Skip to the main content.

1 min read

Are You Truly Ready For An IT Disaster?  Four Things You Must Confirm. 

Disaster PlanNo matter what kind of business or organization you run, you need effective and secure technologies to access, process and share information.  You may believe that you are doing everything possible to ensure your IT is up to date, stored securely offsite, and is on hand when you need it.  But are you really doing everything you can do to ensure your business survives a disaster?

Here are four important questions you should ask:  

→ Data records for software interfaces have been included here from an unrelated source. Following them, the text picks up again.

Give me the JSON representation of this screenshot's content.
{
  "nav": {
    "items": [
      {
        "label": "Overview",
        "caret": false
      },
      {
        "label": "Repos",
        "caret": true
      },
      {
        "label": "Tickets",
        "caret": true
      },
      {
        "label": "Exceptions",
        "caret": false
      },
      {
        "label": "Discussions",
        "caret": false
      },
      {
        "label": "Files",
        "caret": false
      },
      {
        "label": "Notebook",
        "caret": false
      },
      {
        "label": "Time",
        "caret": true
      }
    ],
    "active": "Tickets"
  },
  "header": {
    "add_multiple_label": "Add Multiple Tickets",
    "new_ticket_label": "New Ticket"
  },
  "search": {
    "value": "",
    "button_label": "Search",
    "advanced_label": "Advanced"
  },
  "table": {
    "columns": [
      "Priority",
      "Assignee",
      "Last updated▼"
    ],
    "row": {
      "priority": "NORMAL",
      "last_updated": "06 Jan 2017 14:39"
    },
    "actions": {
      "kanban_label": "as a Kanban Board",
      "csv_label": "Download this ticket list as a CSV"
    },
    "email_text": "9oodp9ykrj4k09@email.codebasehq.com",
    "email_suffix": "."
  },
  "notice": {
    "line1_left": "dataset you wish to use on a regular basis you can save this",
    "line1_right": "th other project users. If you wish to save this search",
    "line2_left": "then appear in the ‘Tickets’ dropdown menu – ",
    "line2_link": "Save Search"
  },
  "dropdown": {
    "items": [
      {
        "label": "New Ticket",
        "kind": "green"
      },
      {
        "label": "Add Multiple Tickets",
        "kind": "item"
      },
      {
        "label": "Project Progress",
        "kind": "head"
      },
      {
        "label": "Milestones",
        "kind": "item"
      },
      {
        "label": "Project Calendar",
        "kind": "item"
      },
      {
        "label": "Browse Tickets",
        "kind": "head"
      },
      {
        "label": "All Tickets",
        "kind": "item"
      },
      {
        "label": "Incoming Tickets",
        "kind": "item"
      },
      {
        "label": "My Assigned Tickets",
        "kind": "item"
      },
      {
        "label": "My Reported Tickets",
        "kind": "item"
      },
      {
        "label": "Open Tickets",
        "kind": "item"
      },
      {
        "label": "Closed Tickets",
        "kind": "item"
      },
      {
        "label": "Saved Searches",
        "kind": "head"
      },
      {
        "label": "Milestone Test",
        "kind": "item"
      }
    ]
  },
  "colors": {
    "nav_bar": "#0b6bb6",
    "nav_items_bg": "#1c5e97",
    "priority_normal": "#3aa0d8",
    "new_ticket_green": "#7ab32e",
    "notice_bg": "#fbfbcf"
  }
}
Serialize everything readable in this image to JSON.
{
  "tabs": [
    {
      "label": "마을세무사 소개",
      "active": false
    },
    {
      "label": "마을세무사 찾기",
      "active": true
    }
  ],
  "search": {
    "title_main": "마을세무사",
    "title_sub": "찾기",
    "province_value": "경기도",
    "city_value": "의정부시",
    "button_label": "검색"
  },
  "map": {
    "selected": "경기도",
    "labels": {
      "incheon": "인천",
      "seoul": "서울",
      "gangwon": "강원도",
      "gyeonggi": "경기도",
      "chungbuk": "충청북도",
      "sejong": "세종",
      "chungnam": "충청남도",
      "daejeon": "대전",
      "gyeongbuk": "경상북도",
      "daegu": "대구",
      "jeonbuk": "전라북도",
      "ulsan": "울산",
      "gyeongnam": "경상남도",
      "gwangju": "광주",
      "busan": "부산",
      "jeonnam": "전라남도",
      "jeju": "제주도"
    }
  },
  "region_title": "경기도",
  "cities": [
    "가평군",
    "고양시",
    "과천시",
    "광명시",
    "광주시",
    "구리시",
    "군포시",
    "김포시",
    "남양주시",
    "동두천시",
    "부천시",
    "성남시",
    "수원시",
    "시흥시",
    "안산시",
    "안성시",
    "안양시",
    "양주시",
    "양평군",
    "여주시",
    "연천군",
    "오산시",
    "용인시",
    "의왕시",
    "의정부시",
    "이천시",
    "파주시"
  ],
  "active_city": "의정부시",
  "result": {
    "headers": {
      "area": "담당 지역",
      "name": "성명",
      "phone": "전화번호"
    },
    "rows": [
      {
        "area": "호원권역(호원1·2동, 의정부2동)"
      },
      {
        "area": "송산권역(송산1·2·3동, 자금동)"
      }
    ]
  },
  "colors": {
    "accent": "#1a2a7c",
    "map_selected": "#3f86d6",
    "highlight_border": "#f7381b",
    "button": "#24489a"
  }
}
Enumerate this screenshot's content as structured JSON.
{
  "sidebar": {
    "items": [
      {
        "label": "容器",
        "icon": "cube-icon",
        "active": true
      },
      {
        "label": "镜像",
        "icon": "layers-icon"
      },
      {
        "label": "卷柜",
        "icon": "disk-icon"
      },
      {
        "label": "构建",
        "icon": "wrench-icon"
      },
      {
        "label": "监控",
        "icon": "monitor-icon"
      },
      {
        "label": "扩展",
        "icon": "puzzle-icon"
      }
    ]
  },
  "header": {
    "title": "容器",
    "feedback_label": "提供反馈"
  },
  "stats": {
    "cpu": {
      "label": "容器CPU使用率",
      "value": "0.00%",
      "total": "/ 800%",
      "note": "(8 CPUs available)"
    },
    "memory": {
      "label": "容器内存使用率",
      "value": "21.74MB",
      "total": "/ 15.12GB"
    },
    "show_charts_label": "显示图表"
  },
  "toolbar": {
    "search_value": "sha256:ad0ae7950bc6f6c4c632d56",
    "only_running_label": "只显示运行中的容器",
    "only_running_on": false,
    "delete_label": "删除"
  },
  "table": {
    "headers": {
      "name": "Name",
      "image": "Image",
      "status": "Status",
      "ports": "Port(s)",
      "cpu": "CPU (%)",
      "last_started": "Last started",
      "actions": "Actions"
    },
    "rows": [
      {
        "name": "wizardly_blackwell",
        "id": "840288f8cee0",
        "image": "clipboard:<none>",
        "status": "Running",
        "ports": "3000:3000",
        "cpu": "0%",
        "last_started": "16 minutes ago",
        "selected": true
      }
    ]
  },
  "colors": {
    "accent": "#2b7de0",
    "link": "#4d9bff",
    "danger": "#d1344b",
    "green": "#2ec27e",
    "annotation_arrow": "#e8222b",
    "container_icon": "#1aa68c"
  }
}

  1. How long can you survive without your data or workspace?  You should determine how long your business can operate without access to your data.  Most businesses won’t be able to do this for more than a day or two without feeling a financial pinch.  Be ready and have a disaster plan of action in place that your employees understand and can follow. This may mean that you need to set up a secondary work site where your staff can relocate if your primary site is unusable.
  1. Have you addressed change management as a part of your mission-critical recovery objectives? Mission-critical applications change frequently. To ensure they can be restored in a timely fashion, you must conduct ongoing tests to ensure their availability. Most importantly, you must ensure your daily management tasks are in tune with your production demands. Change is constant, and you must properly record these changes at your recovery site.  Without this, your current procedures will be out of sync with your recovery capabilities.
  1. Have you recently updated your run book in regard to disaster recovery?  Your run book is a set of defined procedures for maintaining the operations of your network. It contains all the information your employees need to perform their daily operations. Procedures defined in your run book include those for starting and stopping the system, instructions for handling special devices, how to perform backups and recovery, and more.  Step-by-step recovery procedures are a critical component of your run book and should be updated and vetted regularly.
  1. Have you tested your disaster-recovery capabilities and ability to failback? Failback and failover are critical to any disaster recovery plan.  The failover operation switches production to your backup facility.  Failback returns production to your original location after a disaster, and saves specific data to cover any lapses.  It’s imperative that these procedures are performed regularly, documented and controlled.  Plus, be sure that you have the bandwidth in place to be fully recoverable.

 

Can you answer these questions?  Most small to mid-sized businesses don’t have the expertise in-house to properly confirm that these essentials are covered.  {company} can help.  For a complimentary, no-obligation disaster recovery assessment call {phone} or email us at {email}.

5 Tips to Help You Experience the Evolution of Microsoft Office for Simplifying Your Workday

5 Tips to Help You Experience the Evolution of Microsoft Office for Simplifying Your Workday

Microsoft Office is changing for the better. It has been revolutionized and helps you create the best looking documents, spreadsheets, presentations...

Read More
Your Small Business Is A Prime Target For Cyber Crime. 8 Steps You Should Take To Increase Your Security.

Your Small Business Is A Prime Target For Cyber Crime. 8 Steps You Should Take To Increase Your Security.

When looking for a victim, cyber criminals will go after small businesses that lack security controls. Hackers don’t want to go after the big...

Read More
The Top 6 Twitter Tips and Tricks to Help You Increase Your Followers

The Top 6 Twitter Tips and Tricks to Help You Increase Your Followers

Twitter can help you connect with customers, prospects, and other businesses. Twitter also enables you to track industry news, product introductions,...

Read More